What is a green-blue roof?

14 November 2019

Fact: The climate is changing. As a result, the weather is becoming increasingly unstable; it rains harder, more often, alternated with long dry periods. Heavy rainfalls cause an increase in problems within urban environments, resulting in floods and overloaded drainage systems in these peak periods. With increased paved areas comes a reduction in a city’s capacity to temporarily absorb rainwater. Between 40 and 50% urban surface area is flat roofs. A green-blue roof can play a major role in the future water management in these cityscapes.

The green-blue roof combination

A green-blue roof is a multifunctional roof specially designed to store or buffer as much water as possible within its vegetation. Each of these roof types are known by a colour – one that indicates their primary purpose or function – and multifunctional roof is made up of more than one of these colour indicators. The different types of roofs are shown below:

Green roof – Vegetation

Green roofs have plants on or within them – vegetation such as moss, sedum or grass, or more substantial plants including shrubs and even trees.

Yellow roof – Renewable energy

Yellow roofs generate sustainable energy; for example roofs with solar panels.

Blue roof – Water management

Blue roofs are specially designed to store or buffer as much water as possible.

Red roof – Recreation

Red roofs are designed with a recreational living space in mind; a relaxing terrace, sports area or swimming pool, for example, and extends available space for such activities in a busy and restricted city environment.

What is a green-blue roof for?

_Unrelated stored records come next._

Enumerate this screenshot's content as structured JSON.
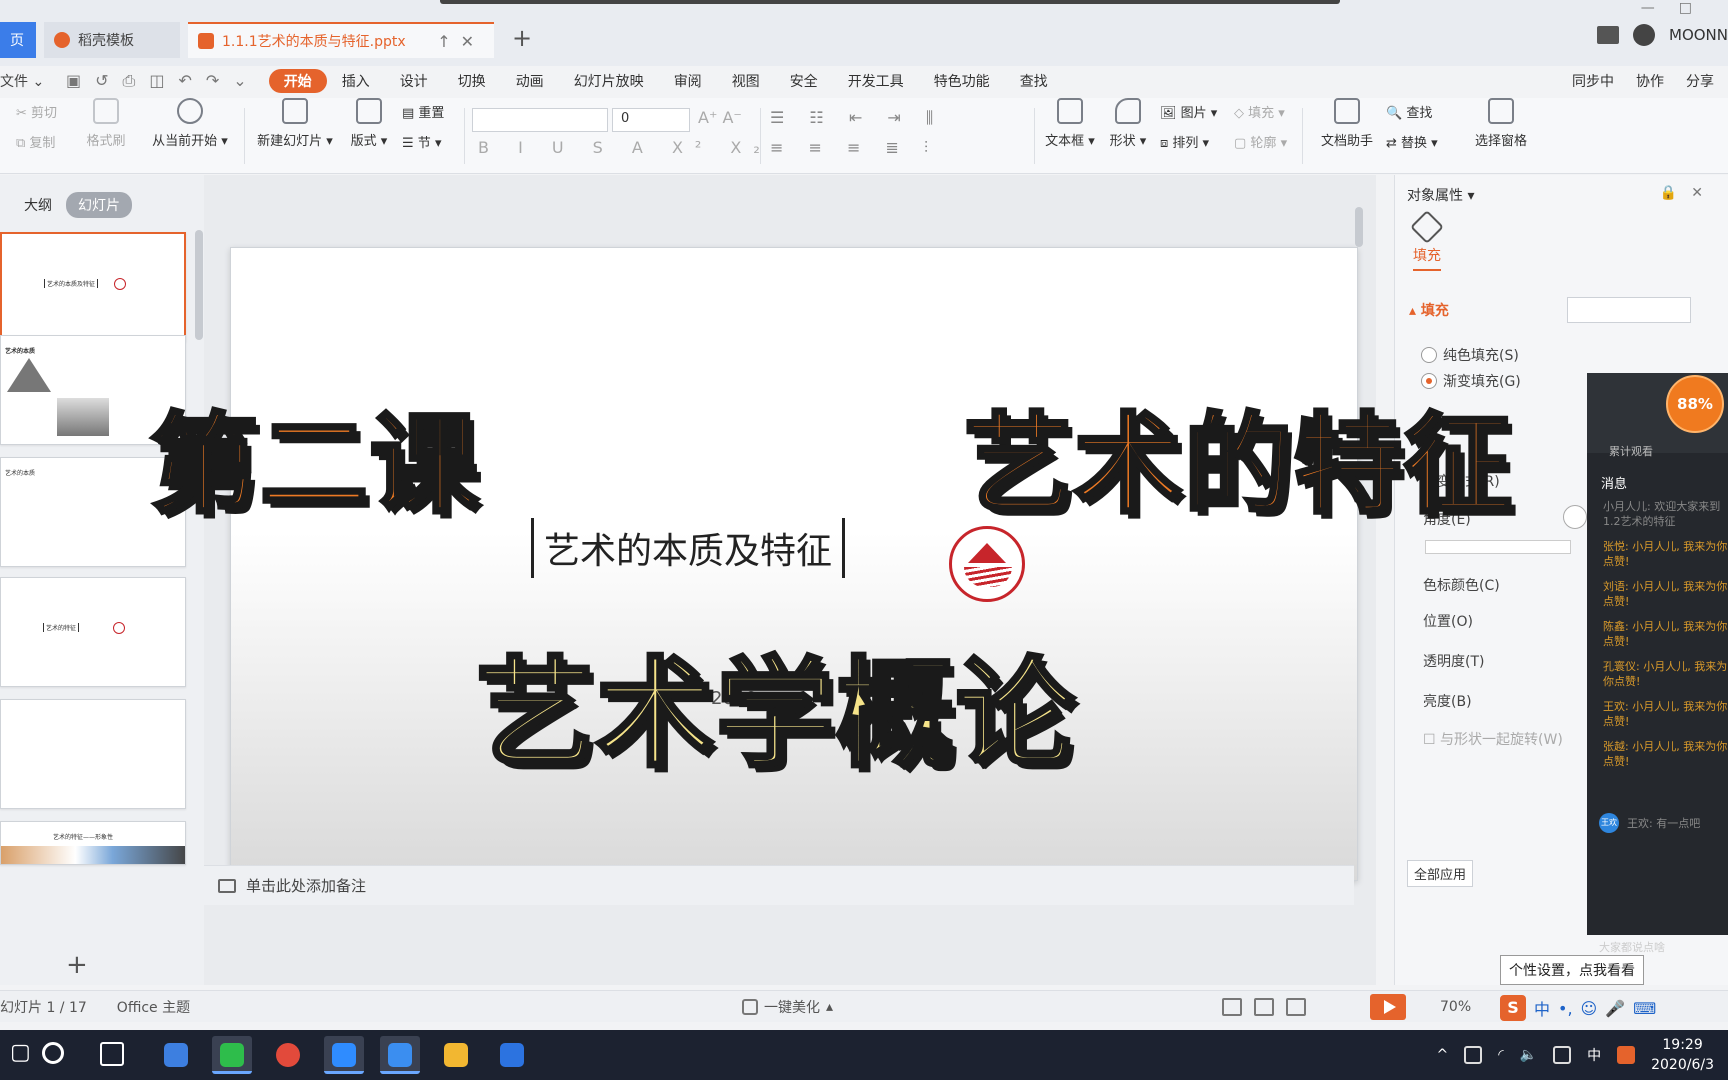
{
  "tabs": {
    "home": "页",
    "templates": "稻壳模板",
    "document": "1.1.1艺术的本质与特征.pptx",
    "account_name": "MOONN"
  },
  "menu": {
    "file": "文件",
    "items": [
      "开始",
      "插入",
      "设计",
      "切换",
      "动画",
      "幻灯片放映",
      "审阅",
      "视图",
      "安全",
      "开发工具",
      "特色功能",
      "查找"
    ],
    "right": [
      "同步中",
      "协作",
      "分享"
    ]
  },
  "ribbon": {
    "cut": "剪切",
    "copy": "复制",
    "format_painter": "格式刷",
    "from_current": "从当前开始",
    "new_slide": "新建幻灯片",
    "layout": "版式",
    "reset": "重置",
    "section": "节",
    "font_size": "0",
    "textbox": "文本框",
    "shape": "形状",
    "picture": "图片",
    "fill": "填充",
    "arrange": "排列",
    "outline": "轮廓",
    "doc_assistant": "文档助手",
    "find": "查找",
    "replace": "替换",
    "select_pane": "选择窗格"
  },
  "left_panel": {
    "outline": "大纲",
    "slides": "幻灯片",
    "thumbs": [
      {
        "text": "艺术的本质及特征"
      },
      {
        "text": "艺术的本质"
      },
      {
        "text": "艺术的本质"
      },
      {
        "text": "艺术的特征"
      },
      {
        "text": ""
      },
      {
        "text": "艺术的特征——形象性"
      }
    ]
  },
  "slide": {
    "title": "艺术的本质及特征",
    "date": "2020"
  },
  "overlay_text": {
    "lesson": "第二课",
    "feature": "艺术的特征",
    "course": "艺术学概论"
  },
  "notes_placeholder": "单击此处添加备注",
  "right_panel": {
    "title": "对象属性",
    "tab_fill": "填充",
    "section": "填充",
    "options": [
      "纯色填充(S)",
      "渐变填充(G)"
    ],
    "props": [
      "渐变样式(R)",
      "角度(E)",
      "色标颜色(C)",
      "位置(O)",
      "透明度(T)",
      "亮度(B)",
      "与形状一起旋转(W)"
    ],
    "apply_all": "全部应用"
  },
  "stream": {
    "percent": "88%",
    "accumulated": "累计观看",
    "messages_title": "消息",
    "messages": [
      {
        "text": "小月人儿: 欢迎大家来到 1.2艺术的特征",
        "gray": true
      },
      {
        "text": "张悦: 小月人儿, 我来为你点赞!",
        "gray": false
      },
      {
        "text": "刘语: 小月人儿, 我来为你点赞!",
        "gray": false
      },
      {
        "text": "陈鑫: 小月人儿, 我来为你点赞!",
        "gray": false
      },
      {
        "text": "孔寰仪: 小月人儿, 我来为你点赞!",
        "gray": false
      },
      {
        "text": "王欢: 小月人儿, 我来为你点赞!",
        "gray": false
      },
      {
        "text": "张越: 小月人儿, 我来为你点赞!",
        "gray": false
      }
    ],
    "badge": "王欢",
    "badge_msg": "王欢: 有一点吧",
    "say": "大家都说点啥"
  },
  "tooltip": "个性设置，点我看看",
  "status": {
    "pages": "幻灯片 1 / 17",
    "theme": "Office 主题",
    "beautify": "一键美化",
    "zoom": "70%"
  },
  "ime": {
    "lang": "中"
  },
  "taskbar": {
    "time": "19:29",
    "date": "2020/6/3",
    "lang": "中"
  },
  "colors": {
    "accent": "#e5632c",
    "lesson_text": "#ee7a24",
    "course_text": "#f6e48a"
  }
}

  • Alleviating impact on sewers and city drains
  • Reducing damage to the environment due to overflowing sewers
  • Preventing financial damage caused by flooding
  • Easing access for traffic and pedestrians in heavy rainfall
  • Adding insulation
  • Doubling a roof’s lifespan when planted
  • Creating a healthy and pleasant living and working environment
  • Promoting biodiversity